In 2007 Lois Pfeiffer contacted me at the website I was running called yourpanama.com as I had written an article on Alois Hartmann, the father of Ziska. She wondered, if he was still alive. She planned a trip back to the mountains of Chiriqui to see the place she had known and loved as a child. Through my research I found out that indeed he was alive and well and living near the Hartmann coffee estate at Santa Clara near Volcan.
It was a sunny May morning as Lois and her daughter Margaret set out with me to drive the twenty minutes or so along the winding road to Santa Clara. Lois wondered if Ziska would remember her, perhaps the many years that passed had faded his memory.
After getting some directions we drove a short distance up a gravel road and pulled into a small hacienda. A slim man with a dark moustache appeared on the balcony. I stepped out of the car wondering if I had the right location. “Ziska Hartmann?” I asked. “yes,” he replied as he walked toward the car. Lois Pfeiffer stepped out of the car and the sixty years that had separated them dwindled to nothing as they grasped each other in a long and powerful embrace.
The afternoon rain was just beginning to fall, as the tears of over half a century rolled down the cheeks of the two long-lost childhood friends. Lois Pfeiffer tearfully said, ”I didn’t think you’d remember me.” Ziska held Lois in his outstretched arms, and gazing down at the daughter of the man that had forever changed his life, said. “Oh no Lois, I have never forgotten you.”
A small crowd of people watched the embrace that had been sixty years in the making. An embrace that wasn’t dampened by the few drops of summer rain that ran down their faces, and mingled with their tears.
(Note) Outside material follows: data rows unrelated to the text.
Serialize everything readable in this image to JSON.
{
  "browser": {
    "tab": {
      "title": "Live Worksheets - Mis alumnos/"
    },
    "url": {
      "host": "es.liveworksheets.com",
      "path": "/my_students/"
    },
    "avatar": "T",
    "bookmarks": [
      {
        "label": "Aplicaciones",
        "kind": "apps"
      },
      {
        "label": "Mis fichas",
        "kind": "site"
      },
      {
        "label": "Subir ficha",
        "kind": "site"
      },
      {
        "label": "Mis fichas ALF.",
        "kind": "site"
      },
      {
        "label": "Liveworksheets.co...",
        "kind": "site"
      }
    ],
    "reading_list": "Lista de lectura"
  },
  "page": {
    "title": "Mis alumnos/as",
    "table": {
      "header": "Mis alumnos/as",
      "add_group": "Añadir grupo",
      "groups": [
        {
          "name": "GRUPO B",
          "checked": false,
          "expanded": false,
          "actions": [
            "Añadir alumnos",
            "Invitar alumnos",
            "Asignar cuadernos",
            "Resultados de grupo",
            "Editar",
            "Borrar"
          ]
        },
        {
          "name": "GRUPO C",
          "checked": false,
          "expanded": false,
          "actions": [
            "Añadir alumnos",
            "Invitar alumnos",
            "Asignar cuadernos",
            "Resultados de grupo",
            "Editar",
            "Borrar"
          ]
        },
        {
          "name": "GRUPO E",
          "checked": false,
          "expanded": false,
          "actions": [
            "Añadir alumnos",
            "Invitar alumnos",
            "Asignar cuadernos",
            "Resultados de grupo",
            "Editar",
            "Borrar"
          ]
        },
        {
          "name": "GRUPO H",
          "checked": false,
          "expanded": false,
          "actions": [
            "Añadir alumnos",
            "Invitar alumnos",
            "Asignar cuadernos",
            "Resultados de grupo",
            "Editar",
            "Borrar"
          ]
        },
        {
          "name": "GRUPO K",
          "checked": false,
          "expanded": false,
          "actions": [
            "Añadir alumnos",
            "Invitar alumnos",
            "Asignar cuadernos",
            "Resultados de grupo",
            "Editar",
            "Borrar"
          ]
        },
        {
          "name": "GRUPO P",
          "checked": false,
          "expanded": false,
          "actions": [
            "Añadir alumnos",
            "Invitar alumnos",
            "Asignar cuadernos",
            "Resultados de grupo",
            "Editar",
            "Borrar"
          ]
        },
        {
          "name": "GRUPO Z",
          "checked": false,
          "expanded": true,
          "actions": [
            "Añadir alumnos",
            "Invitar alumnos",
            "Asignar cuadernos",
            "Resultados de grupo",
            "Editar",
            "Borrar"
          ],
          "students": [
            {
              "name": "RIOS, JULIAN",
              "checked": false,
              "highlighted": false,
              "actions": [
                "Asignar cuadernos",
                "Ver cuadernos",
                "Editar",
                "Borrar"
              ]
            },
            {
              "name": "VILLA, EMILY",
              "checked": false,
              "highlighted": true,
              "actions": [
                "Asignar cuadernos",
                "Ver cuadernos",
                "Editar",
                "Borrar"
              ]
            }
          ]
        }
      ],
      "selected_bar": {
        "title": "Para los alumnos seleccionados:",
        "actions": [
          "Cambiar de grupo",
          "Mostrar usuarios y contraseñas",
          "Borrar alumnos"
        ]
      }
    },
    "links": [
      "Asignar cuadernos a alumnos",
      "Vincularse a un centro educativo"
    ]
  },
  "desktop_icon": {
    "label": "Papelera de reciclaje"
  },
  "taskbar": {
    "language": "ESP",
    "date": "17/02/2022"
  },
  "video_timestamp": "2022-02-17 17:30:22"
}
A heartwarming final chapter in a story that started in the dark days of World War 2, when a Panama Canal Zone worker, and his daughter, stretched out a hand of friendship to a poor Panamanian boy.